■ WHAT IS REQUIRED
Emit all the data exactly as provided.

■ GIVEN ENTRIES
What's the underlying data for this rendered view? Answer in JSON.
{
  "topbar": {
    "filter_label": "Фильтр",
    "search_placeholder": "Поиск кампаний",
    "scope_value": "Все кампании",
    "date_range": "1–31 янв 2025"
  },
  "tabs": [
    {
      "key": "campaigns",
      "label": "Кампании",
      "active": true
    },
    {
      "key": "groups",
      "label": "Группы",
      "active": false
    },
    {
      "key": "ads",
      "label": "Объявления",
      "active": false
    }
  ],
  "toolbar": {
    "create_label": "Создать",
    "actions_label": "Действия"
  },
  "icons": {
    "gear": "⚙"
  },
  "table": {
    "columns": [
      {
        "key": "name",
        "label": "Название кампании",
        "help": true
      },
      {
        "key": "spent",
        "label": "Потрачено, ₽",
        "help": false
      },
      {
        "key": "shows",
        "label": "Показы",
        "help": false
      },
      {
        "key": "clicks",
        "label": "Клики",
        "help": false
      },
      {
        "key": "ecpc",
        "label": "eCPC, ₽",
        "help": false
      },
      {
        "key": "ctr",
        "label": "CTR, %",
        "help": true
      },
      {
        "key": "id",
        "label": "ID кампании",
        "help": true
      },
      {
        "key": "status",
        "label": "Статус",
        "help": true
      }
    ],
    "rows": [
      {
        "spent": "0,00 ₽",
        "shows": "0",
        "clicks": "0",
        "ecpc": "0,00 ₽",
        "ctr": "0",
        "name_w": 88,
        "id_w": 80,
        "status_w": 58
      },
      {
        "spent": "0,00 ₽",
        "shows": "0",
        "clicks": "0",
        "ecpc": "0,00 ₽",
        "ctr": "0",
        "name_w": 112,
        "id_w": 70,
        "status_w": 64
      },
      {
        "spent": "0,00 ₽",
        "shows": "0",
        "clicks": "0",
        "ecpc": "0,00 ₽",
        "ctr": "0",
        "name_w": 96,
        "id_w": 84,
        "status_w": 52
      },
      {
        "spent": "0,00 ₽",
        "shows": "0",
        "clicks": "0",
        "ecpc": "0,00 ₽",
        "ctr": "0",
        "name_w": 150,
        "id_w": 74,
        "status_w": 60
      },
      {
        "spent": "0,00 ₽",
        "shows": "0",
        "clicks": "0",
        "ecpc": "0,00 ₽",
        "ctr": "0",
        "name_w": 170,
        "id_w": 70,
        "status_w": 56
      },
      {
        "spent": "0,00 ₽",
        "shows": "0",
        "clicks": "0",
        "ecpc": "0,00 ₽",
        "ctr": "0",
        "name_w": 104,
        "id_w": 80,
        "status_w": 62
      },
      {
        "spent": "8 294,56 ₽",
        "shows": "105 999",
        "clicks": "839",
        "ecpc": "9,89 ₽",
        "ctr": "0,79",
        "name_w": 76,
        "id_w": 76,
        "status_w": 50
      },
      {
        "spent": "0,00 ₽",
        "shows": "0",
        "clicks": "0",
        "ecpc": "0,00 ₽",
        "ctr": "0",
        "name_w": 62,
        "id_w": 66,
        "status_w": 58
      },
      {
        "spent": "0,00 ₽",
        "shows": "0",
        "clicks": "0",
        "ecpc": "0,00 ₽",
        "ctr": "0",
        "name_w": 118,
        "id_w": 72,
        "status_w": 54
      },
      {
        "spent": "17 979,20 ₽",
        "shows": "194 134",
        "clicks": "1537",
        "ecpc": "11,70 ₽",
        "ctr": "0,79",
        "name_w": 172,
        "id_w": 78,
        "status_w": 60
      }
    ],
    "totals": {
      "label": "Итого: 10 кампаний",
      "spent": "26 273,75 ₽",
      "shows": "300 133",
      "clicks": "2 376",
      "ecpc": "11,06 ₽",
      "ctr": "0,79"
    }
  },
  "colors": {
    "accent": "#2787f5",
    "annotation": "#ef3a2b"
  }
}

■ OUTPUT OF THE TASK
What's the underlying data for this rendered view? Answer in JSON.
{
  "topbar": {
    "filter_label": "Фильтр",
    "search_placeholder": "Поиск кампаний",
    "scope_value": "Все кампании",
    "date_range": "1–31 янв 2025"
  },
  "tabs": [
    {
      "key": "campaigns",
      "label": "Кампании",
      "active": true
    },
    {
      "key": "groups",
      "label": "Группы",
      "active": false
    },
    {
      "key": "ads",
      "label": "Объявления",
      "active": false
    }
  ],
  "toolbar": {
    "create_label": "Создать",
    "actions_label": "Действия"
  },
  "icons": {
    "gear": "⚙"
  },
  "table": {
    "columns": [
      {
        "key": "name",
        "label": "Название кампании",
        "help": true
      },
      {
        "key": "spent",
        "label": "Потрачено, ₽",
        "help": false
      },
      {
        "key": "shows",
        "label": "Показы",
        "help": false
      },
      {
        "key": "clicks",
        "label": "Клики",
        "help": false
      },
      {
        "key": "ecpc",
        "label": "eCPC, ₽",
        "help": false
      },
      {
        "key": "ctr",
        "label": "CTR, %",
        "help": true
      },
      {
        "key": "id",
        "label": "ID кампании",
        "help": true
      },
      {
        "key": "status",
        "label": "Статус",
        "help": true
      }
    ],
    "rows": [
      {
        "spent": "0,00 ₽",
        "shows": "0",
        "clicks": "0",
        "ecpc": "0,00 ₽",
        "ctr": "0",
        "name_w": 88,
        "id_w": 80,
        "status_w": 58
      },
      {
        "spent": "0,00 ₽",
        "shows": "0",
        "clicks": "0",
        "ecpc": "0,00 ₽",
        "ctr": "0",
        "name_w": 112,
        "id_w": 70,
        "status_w": 64
      },
      {
        "spent": "0,00 ₽",
        "shows": "0",
        "clicks": "0",
        "ecpc": "0,00 ₽",
        "ctr": "0",
        "name_w": 96,
        "id_w": 84,
        "status_w": 52
      },
      {
        "spent": "0,00 ₽",
        "shows": "0",
        "clicks": "0",
        "ecpc": "0,00 ₽",
        "ctr": "0",
        "name_w": 150,
        "id_w": 74,
        "status_w": 60
      },
      {
        "spent": "0,00 ₽",
        "shows": "0",
        "clicks": "0",
        "ecpc": "0,00 ₽",
        "ctr": "0",
        "name_w": 170,
        "id_w": 70,
        "status_w": 56
      },
      {
        "spent": "0,00 ₽",
        "shows": "0",
        "clicks": "0",
        "ecpc": "0,00 ₽",
        "ctr": "0",
        "name_w": 104,
        "id_w": 80,
        "status_w": 62
      },
      {
        "spent": "8 294,56 ₽",
        "shows": "105 999",
        "clicks": "839",
        "ecpc": "9,89 ₽",
        "ctr": "0,79",
        "name_w": 76,
        "id_w": 76,
        "status_w": 50
      },
      {
        "spent": "0,00 ₽",
        "shows": "0",
        "clicks": "0",
        "ecpc": "0,00 ₽",
        "ctr": "0",
        "name_w": 62,
        "id_w": 66,
        "status_w": 58
      },
      {
        "spent": "0,00 ₽",
        "shows": "0",
        "clicks": "0",
        "ecpc": "0,00 ₽",
        "ctr": "0",
        "name_w": 118,
        "id_w": 72,
        "status_w": 54
      },
      {
        "spent": "17 979,20 ₽",
        "shows": "194 134",
        "clicks": "1537",
        "ecpc": "11,70 ₽",
        "ctr": "0,79",
        "name_w": 172,
        "id_w": 78,
        "status_w": 60
      }
    ],
    "totals": {
      "label": "Итого: 10 кампаний",
      "spent": "26 273,75 ₽",
      "shows": "300 133",
      "clicks": "2 376",
      "ecpc": "11,06 ₽",
      "ctr": "0,79"
    }
  },
  "colors": {
    "accent": "#2787f5",
    "annotation": "#ef3a2b"
  }
}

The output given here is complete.